Start of Block
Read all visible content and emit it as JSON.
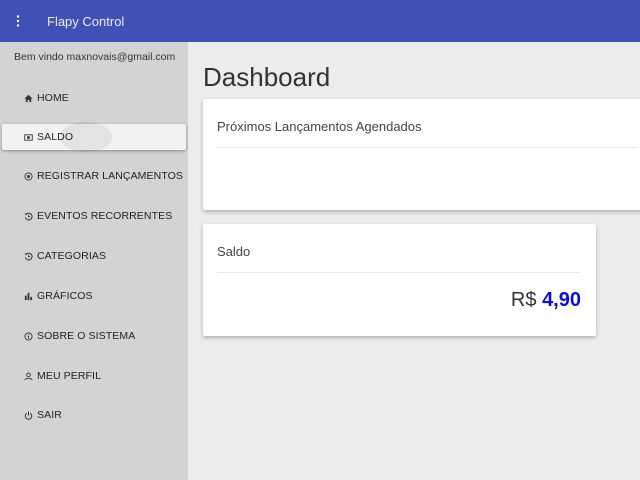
{
  "app": {
    "title": "Flapy Control"
  },
  "sidebar": {
    "welcome": "Bem vindo maxnovais@gmail.com",
    "items": [
      {
        "label": "HOME",
        "icon": "home-icon"
      },
      {
        "label": "SALDO",
        "icon": "wallet-icon",
        "active": true
      },
      {
        "label": "REGISTRAR LANÇAMENTOS",
        "icon": "add-circle-icon"
      },
      {
        "label": "EVENTOS RECORRENTES",
        "icon": "history-icon"
      },
      {
        "label": "CATEGORIAS",
        "icon": "history-icon"
      },
      {
        "label": "GRÁFICOS",
        "icon": "bar-chart-icon"
      },
      {
        "label": "SOBRE O SISTEMA",
        "icon": "info-icon"
      },
      {
        "label": "MEU PERFIL",
        "icon": "person-icon"
      },
      {
        "label": "SAIR",
        "icon": "power-icon"
      }
    ]
  },
  "main": {
    "title": "Dashboard",
    "cards": [
      {
        "title": "Próximos Lançamentos Agendados"
      },
      {
        "title": "Saldo",
        "currency": "R$",
        "amount": "4,90"
      }
    ]
  },
  "colors": {
    "topbar": "#3f51b5",
    "sidebar": "#d3d3d3",
    "amount": "#1010d0"
  }
}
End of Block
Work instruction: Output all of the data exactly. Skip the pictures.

Result for this task:
Read all visible content and emit it as JSON.
{
  "app": {
    "title": "Flapy Control"
  },
  "sidebar": {
    "welcome": "Bem vindo maxnovais@gmail.com",
    "items": [
      {
        "label": "HOME",
        "icon": "home-icon"
      },
      {
        "label": "SALDO",
        "icon": "wallet-icon",
        "active": true
      },
      {
        "label": "REGISTRAR LANÇAMENTOS",
        "icon": "add-circle-icon"
      },
      {
        "label": "EVENTOS RECORRENTES",
        "icon": "history-icon"
      },
      {
        "label": "CATEGORIAS",
        "icon": "history-icon"
      },
      {
        "label": "GRÁFICOS",
        "icon": "bar-chart-icon"
      },
      {
        "label": "SOBRE O SISTEMA",
        "icon": "info-icon"
      },
      {
        "label": "MEU PERFIL",
        "icon": "person-icon"
      },
      {
        "label": "SAIR",
        "icon": "power-icon"
      }
    ]
  },
  "main": {
    "title": "Dashboard",
    "cards": [
      {
        "title": "Próximos Lançamentos Agendados"
      },
      {
        "title": "Saldo",
        "currency": "R$",
        "amount": "4,90"
      }
    ]
  },
  "colors": {
    "topbar": "#3f51b5",
    "sidebar": "#d3d3d3",
    "amount": "#1010d0"
  }
}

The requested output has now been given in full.